Guest Author, David Herman, engineer and father of Peri K.’19
In a recent blog post, we outlined the Harrisburg Academy’s certification as an ENERGY STAR Building from the US Environmental Protection Agency (EPA). The road to ENERGY STAR certification began with the adoption of our recent strategic plan, Challenge 2013. The plan sets forth a goal to “green Harrisburg Academy by incorporating energy efficiency and environmental sustainability into programs and operations.” The goal statement begs the question, “What about solar energy (or other renewable energy sources)?”
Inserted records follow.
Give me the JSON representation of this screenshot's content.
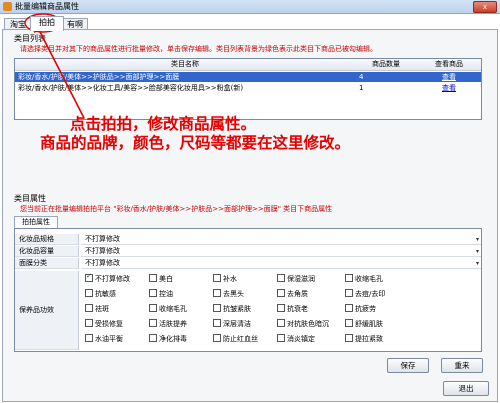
{
  "window": {
    "title": "批量编辑商品属性",
    "close_label": "x"
  },
  "tabs": [
    {
      "label": "淘宝"
    },
    {
      "label": "拍拍"
    },
    {
      "label": "有啊"
    }
  ],
  "category_group": {
    "title": "类目列表",
    "hint": "请选择类目并对其下的商品属性进行批量修改，单击保存编辑。类目列表背景为绿色表示此类目下商品已被勾编辑。",
    "columns": [
      "类目名称",
      "商品数量",
      "查看商品"
    ],
    "rows": [
      {
        "name": "彩妆/香水/护肤/美体>>护肤品>>面部护理>>面膜",
        "count": "4",
        "link": "查看",
        "selected": true
      },
      {
        "name": "彩妆/香水/护肤/美体>>化妆工具/美容>>脸部美容化妆用具>>粉盒(新)",
        "count": "1",
        "link": "查看",
        "selected": false
      }
    ]
  },
  "annotation": {
    "line1": "点击拍拍，修改商品属性。",
    "line2": "商品的品牌，颜色，尺码等都要在这里修改。"
  },
  "property_group": {
    "title": "类目属性",
    "hint": "您当前正在批量编辑拍拍平台 \"彩妆/香水/护肤/美体>>护肤品>>面部护理>>面膜\" 类目下商品属性",
    "tab_label": "拍拍属性",
    "fields": [
      {
        "label": "化妆品规格",
        "value": "不打算修改"
      },
      {
        "label": "化妆品容量",
        "value": "不打算修改"
      },
      {
        "label": "面膜分类",
        "value": "不打算修改"
      }
    ],
    "effects_label": "保养品功效",
    "effects": [
      {
        "label": "不打算修改",
        "checked": true
      },
      {
        "label": "美白",
        "checked": false
      },
      {
        "label": "补水",
        "checked": false
      },
      {
        "label": "保湿滋润",
        "checked": false
      },
      {
        "label": "收缩毛孔",
        "checked": false
      },
      {
        "label": "抗敏感",
        "checked": false
      },
      {
        "label": "控油",
        "checked": false
      },
      {
        "label": "去黑头",
        "checked": false
      },
      {
        "label": "去角质",
        "checked": false
      },
      {
        "label": "去痘/去印",
        "checked": false
      },
      {
        "label": "祛斑",
        "checked": false
      },
      {
        "label": "收缩毛孔",
        "checked": false
      },
      {
        "label": "抗皱紧肤",
        "checked": false
      },
      {
        "label": "抗衰老",
        "checked": false
      },
      {
        "label": "抗疲劳",
        "checked": false
      },
      {
        "label": "受损修复",
        "checked": false
      },
      {
        "label": "活肤提养",
        "checked": false
      },
      {
        "label": "深层清洁",
        "checked": false
      },
      {
        "label": "对抗肤色暗沉",
        "checked": false
      },
      {
        "label": "舒缓肌肤",
        "checked": false
      },
      {
        "label": "水油平衡",
        "checked": false
      },
      {
        "label": "净化排毒",
        "checked": false
      },
      {
        "label": "防止红血丝",
        "checked": false
      },
      {
        "label": "消炎镇定",
        "checked": false
      },
      {
        "label": "提拉紧致",
        "checked": false
      }
    ]
  },
  "buttons": {
    "save": "保存",
    "reset": "重来",
    "exit": "退出"
  },
  "colors": {
    "annotation": "#e60000",
    "hint": "#cc0000",
    "selection": "#3366cc"
  }
}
As part of our commitment to environmental sustainability, we evaluated the possibility of installing a solar energy (photovoltaic) plant to generate electricity for the Academy through a power purchase agreement. Through the power purchase agreement, a third party would install the solar energy plant and recoup their capital investment over the period of the agreement. Over the course of this evaluation, we determined that although it was not prudent to move to solar energy at that time, we realized the importance of getting “solar ready”. What does it mean for the Harrisburg Academy to get “solar ready”?
Getting “solar ready” involves identifying and taking proactive steps so that when a future opportunity presents to move to solar power or another renewable form of energy the Harrisburg Academy will be best positioned to make that transition.
Reduce electrical load and consumption: First, the most sustainable energy is energy not used. One of the key steps to getting “solar ready” is to reduce electricity load and consumption. Last summer marked the culmination of a series of capital projects to reduce the Harrisburg Academy’s electricity load and consumption. These projects included replacing inefficient lighting and electric heating units with more efficient units.
Improve the physical plant: On first look, the building’s roofs are ideally suited for photovoltaic panels. However, after evaluation, several roofs will require replacement in the near term and certainly before installation of solar panels. The replacement of these roofs is included in the Academy’s capital plan.
Evaluate power purchasing options: Electricity pricing has been volatile since electricity rate caps expired December 31, 2009. The Academy purchases electricity through a buying group that is able to best leverage the fluctuations in the marketplace. One of the advantages of the power purchase agreement is to decrease exposure to the volatility of electricity prices and improve budgeting. However, before entering into a long-term agreement, the marketplace needs to be more stable to ensure the rate locked in through the power purchase agreement is competitive.
We are committed to the environmental sustainability of the Harrisburg Academy and will continue to evaluate options and alternatives going forward.